### Task objective
Total the lines of the listing below that hold the word "desc". Output nothing except that number.

....

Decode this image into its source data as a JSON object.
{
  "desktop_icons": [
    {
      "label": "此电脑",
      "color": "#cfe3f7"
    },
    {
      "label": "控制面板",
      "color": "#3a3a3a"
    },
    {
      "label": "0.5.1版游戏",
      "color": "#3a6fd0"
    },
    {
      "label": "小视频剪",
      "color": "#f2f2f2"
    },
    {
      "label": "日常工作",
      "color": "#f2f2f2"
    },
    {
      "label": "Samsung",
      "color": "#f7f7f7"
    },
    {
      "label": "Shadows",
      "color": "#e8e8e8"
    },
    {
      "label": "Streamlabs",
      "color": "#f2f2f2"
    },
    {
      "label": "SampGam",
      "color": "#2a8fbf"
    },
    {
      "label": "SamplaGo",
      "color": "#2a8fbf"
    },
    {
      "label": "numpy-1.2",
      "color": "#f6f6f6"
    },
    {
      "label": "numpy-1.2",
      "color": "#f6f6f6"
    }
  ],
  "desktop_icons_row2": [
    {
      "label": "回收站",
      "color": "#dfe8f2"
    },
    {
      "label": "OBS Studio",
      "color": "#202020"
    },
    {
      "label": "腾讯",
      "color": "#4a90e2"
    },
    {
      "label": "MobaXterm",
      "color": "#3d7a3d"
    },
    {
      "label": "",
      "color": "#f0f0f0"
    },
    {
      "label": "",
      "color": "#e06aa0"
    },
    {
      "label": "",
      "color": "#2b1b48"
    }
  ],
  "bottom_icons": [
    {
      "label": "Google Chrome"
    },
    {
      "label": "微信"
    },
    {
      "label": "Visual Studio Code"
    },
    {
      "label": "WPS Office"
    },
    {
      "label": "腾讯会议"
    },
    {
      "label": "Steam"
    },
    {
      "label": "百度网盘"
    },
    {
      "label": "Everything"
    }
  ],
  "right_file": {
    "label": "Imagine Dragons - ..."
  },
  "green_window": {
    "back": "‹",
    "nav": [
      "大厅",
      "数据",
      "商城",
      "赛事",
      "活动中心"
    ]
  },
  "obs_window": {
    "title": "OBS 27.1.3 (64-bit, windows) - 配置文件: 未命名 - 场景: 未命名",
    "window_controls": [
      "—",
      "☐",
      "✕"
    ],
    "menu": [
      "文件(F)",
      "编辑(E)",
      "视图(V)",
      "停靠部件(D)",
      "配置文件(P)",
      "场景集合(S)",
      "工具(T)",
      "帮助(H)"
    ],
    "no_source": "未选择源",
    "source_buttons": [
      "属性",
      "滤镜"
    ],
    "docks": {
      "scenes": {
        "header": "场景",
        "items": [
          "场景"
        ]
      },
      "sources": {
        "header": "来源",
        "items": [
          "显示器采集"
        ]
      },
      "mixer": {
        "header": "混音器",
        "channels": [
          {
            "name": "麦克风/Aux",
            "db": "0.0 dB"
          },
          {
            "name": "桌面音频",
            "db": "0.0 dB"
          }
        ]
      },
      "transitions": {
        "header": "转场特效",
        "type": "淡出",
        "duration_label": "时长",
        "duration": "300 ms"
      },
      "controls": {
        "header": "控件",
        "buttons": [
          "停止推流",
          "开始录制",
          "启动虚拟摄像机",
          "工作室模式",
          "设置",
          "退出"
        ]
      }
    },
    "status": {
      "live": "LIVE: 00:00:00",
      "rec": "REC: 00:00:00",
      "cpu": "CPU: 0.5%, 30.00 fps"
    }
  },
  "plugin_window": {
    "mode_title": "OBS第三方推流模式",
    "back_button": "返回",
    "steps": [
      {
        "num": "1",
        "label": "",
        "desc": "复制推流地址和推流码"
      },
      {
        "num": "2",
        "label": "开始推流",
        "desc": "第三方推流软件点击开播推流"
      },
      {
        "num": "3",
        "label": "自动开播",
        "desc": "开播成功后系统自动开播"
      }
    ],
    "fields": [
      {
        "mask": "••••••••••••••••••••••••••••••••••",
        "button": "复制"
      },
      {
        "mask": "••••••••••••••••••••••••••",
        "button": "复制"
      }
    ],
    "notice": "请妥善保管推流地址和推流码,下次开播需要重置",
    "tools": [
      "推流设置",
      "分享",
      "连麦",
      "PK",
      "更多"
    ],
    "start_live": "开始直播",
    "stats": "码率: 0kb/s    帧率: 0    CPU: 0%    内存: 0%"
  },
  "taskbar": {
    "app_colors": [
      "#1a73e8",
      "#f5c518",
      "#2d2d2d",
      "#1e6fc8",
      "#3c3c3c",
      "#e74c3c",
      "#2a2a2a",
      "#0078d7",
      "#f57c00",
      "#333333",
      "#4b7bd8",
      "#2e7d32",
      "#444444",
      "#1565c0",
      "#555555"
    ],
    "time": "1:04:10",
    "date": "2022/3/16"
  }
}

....

### Reply to the task
3